Though both parties have made changes (such as “superdelegates”) to their rules since then, the fundamental shift toward primaries as the most important way of selecting a candidate has remained.
Subsequent attempts to challenge primary winners at conventions have been unsuccessful. In 1976, future president Ronald Reagan failed to win the Republican nomination over primary leader Gerald Ford. During the next presidential election, Ted Kennedy—who was convicted of leaving the scene of the accident that killed Mary Jo Kopechne—also failed to wrest the nomination from Jimmy Carter, the clear primary winner.
Since those attempts, Democratic and Republican conventions have simply provided a venue to celebrate and promote a chosen candidate, rather than pick one. It’s a much different kind of process than it was in 1880, when James A. Garfield gave a convention speech endorsing John Sherman as the Republican nominee.
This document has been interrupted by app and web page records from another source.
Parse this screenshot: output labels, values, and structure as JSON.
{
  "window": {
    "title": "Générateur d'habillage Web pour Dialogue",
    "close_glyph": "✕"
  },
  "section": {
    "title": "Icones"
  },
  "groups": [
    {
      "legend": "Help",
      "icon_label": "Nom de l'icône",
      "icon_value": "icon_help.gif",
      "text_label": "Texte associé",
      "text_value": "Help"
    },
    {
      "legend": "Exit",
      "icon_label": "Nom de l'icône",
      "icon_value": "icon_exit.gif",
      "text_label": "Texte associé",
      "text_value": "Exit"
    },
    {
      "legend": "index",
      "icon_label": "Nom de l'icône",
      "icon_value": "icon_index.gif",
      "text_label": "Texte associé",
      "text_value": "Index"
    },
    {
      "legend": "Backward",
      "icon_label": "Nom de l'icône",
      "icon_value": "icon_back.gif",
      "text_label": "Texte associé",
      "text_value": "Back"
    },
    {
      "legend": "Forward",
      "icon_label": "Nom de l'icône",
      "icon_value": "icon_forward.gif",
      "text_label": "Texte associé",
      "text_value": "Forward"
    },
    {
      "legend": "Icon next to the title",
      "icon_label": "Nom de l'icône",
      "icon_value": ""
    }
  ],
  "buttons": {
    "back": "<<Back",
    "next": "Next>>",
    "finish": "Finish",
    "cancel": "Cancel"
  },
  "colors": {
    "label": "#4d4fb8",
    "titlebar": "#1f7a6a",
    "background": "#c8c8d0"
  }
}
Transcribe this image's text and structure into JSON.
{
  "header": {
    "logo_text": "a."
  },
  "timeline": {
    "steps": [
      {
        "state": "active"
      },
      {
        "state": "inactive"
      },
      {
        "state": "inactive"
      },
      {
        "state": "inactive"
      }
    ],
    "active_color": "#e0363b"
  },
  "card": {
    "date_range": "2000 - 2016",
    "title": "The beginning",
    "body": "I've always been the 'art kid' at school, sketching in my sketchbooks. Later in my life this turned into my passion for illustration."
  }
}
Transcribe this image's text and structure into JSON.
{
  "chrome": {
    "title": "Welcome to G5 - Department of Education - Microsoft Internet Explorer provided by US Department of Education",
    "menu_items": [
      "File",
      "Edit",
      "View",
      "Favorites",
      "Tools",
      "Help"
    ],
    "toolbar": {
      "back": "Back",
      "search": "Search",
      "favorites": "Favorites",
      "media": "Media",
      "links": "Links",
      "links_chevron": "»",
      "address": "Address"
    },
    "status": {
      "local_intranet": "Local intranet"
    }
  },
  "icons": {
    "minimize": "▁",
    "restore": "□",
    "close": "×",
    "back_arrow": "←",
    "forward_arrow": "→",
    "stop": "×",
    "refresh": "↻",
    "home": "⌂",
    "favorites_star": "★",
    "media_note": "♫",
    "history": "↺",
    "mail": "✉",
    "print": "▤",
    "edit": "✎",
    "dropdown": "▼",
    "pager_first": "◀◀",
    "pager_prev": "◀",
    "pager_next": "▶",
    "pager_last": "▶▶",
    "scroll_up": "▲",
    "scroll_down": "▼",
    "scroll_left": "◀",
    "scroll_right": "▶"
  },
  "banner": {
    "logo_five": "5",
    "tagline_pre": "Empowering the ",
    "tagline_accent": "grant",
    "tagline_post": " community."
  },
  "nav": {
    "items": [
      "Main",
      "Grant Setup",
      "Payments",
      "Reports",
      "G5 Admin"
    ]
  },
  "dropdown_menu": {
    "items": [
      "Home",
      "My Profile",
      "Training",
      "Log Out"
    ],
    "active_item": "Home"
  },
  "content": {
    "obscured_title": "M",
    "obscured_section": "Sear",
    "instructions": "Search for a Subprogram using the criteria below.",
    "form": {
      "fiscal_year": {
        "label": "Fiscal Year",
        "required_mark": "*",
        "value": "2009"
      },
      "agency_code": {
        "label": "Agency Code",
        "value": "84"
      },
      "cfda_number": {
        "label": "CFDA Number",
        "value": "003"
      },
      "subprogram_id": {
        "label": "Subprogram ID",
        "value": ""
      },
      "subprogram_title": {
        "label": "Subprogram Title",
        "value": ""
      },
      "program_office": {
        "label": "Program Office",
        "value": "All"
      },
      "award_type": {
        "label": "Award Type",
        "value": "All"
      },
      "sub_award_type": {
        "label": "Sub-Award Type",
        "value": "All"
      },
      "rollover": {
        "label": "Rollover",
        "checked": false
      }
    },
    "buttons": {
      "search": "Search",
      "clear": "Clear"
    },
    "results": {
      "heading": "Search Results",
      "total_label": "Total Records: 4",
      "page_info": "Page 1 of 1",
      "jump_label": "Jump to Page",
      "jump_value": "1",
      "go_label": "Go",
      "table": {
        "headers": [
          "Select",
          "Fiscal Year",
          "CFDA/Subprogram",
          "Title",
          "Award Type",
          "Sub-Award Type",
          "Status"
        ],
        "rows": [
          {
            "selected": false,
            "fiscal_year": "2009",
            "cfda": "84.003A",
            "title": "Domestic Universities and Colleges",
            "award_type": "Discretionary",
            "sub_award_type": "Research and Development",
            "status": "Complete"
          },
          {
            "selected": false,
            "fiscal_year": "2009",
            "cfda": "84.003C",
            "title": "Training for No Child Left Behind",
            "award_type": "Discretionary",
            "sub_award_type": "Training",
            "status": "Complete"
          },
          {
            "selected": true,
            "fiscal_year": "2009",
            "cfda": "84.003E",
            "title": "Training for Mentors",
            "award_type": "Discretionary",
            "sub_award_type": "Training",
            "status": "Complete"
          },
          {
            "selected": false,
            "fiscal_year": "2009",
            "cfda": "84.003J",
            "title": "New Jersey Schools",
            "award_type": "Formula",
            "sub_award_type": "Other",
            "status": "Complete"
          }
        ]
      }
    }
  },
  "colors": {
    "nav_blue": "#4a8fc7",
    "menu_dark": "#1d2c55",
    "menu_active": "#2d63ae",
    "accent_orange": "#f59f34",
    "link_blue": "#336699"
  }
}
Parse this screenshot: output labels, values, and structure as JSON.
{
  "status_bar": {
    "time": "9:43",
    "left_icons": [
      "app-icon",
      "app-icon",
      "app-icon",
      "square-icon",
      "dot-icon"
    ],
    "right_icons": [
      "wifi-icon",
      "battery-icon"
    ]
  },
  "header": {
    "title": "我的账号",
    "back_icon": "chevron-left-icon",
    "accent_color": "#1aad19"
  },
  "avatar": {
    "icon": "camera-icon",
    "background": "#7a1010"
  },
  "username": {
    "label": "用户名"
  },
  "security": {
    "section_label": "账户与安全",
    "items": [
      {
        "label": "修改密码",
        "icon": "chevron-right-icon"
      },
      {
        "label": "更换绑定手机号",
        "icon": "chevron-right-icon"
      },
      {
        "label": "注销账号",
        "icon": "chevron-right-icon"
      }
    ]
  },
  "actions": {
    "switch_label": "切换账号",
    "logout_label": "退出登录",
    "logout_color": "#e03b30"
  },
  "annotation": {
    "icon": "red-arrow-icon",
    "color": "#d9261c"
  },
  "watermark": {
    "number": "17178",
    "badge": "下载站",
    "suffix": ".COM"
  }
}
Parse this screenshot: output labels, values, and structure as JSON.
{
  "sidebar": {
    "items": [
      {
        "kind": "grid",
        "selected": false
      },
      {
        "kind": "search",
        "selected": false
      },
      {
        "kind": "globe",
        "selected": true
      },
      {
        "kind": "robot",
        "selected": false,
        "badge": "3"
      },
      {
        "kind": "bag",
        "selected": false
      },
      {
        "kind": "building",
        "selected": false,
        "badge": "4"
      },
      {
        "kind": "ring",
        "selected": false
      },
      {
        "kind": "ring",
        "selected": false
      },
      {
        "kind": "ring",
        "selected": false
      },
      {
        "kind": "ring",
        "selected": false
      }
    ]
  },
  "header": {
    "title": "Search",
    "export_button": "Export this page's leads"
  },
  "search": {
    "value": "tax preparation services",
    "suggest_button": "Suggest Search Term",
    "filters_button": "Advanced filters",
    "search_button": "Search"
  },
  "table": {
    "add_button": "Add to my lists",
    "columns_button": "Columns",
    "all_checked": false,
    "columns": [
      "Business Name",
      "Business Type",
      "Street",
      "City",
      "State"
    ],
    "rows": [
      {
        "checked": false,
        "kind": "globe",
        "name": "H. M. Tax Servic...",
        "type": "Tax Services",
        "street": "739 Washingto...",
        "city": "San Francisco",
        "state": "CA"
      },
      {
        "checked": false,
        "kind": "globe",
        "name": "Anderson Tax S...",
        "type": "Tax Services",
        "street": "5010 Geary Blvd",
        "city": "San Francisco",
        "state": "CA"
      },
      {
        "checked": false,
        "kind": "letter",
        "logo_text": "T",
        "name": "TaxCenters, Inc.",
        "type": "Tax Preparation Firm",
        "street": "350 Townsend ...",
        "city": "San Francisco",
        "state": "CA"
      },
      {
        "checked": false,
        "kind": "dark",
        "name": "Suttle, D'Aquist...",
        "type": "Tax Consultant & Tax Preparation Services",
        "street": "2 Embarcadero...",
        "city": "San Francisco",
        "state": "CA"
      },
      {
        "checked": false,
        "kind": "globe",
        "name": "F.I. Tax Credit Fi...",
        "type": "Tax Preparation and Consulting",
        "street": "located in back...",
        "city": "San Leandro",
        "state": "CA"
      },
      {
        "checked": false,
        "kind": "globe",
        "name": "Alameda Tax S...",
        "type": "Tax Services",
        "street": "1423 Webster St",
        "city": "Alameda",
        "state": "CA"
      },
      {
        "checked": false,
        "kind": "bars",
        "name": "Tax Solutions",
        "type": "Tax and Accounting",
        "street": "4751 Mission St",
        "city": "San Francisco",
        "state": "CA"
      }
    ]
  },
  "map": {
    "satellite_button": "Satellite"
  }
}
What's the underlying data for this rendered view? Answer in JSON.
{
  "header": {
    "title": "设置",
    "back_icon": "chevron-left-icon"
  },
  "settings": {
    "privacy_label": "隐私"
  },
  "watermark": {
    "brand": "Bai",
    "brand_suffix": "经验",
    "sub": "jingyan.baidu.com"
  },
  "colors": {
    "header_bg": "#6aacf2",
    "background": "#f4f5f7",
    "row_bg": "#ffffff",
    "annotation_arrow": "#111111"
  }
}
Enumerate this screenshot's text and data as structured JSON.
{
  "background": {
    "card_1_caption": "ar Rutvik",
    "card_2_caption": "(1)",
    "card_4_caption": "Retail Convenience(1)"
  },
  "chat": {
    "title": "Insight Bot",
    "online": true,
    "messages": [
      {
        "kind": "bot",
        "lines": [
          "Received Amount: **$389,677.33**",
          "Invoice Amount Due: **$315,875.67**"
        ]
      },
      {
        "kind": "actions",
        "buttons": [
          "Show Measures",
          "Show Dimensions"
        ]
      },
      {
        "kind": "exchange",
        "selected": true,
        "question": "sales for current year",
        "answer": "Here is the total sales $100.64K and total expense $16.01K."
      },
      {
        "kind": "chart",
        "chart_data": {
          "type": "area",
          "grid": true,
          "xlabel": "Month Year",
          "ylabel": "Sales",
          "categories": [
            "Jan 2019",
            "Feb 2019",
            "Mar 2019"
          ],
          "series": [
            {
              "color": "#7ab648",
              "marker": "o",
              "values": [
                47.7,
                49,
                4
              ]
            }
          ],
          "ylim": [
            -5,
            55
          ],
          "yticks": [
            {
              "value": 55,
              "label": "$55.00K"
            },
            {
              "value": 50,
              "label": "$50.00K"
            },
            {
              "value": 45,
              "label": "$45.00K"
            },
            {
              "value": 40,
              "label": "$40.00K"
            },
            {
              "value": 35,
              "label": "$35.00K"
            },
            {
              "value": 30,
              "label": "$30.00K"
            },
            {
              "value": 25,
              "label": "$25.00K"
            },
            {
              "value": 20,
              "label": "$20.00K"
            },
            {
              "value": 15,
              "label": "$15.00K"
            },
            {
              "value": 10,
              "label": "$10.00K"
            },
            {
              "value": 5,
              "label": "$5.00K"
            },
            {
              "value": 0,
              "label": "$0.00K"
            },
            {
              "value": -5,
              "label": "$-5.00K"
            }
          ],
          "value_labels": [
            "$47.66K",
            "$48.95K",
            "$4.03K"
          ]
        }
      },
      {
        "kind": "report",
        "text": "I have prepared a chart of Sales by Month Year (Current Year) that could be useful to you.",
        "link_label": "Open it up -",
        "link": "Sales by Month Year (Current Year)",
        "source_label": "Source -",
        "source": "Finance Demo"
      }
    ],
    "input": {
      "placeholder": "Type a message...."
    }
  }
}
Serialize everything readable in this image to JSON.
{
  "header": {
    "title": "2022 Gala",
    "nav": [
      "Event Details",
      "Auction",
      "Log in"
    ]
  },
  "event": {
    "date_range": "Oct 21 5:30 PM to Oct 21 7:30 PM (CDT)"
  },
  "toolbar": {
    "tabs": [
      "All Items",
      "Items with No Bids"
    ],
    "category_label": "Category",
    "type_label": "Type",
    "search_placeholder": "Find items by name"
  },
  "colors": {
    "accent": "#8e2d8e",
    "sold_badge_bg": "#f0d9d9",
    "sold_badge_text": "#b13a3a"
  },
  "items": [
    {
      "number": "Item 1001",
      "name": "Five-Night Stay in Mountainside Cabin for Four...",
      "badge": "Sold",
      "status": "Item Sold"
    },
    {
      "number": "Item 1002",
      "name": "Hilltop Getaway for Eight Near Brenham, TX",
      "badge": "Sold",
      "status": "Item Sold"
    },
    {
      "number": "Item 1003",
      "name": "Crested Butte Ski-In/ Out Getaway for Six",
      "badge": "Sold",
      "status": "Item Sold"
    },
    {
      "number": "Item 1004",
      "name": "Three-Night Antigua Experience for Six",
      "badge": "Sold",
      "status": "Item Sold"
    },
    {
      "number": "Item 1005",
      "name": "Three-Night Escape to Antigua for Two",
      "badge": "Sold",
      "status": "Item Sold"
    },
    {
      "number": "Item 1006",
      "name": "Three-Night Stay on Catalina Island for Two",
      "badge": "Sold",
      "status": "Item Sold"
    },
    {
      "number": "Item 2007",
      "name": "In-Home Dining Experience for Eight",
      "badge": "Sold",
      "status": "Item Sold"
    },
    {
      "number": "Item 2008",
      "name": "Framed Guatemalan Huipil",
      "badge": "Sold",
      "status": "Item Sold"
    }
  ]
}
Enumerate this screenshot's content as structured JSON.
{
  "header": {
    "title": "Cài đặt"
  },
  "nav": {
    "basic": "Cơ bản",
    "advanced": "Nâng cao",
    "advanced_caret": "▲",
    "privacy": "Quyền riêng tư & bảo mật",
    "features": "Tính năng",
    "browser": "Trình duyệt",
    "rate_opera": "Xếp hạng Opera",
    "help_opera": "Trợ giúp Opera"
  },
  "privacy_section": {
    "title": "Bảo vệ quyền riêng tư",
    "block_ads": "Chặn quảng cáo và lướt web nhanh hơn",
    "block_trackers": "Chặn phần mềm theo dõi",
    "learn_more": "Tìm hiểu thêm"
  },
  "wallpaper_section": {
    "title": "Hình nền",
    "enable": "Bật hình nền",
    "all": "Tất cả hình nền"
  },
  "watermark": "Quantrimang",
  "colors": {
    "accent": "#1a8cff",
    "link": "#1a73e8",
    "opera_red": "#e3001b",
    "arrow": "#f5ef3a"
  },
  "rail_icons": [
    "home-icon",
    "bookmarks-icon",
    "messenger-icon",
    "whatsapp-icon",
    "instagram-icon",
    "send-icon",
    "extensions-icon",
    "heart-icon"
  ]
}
The delegates liked him so much they nominated Garfield, not the person he endorsed, and Garfield went on to be president—an unthinkable outcome in 2020, when major party conventions are predetermined and largely remote due to the COVID-19 pandemic.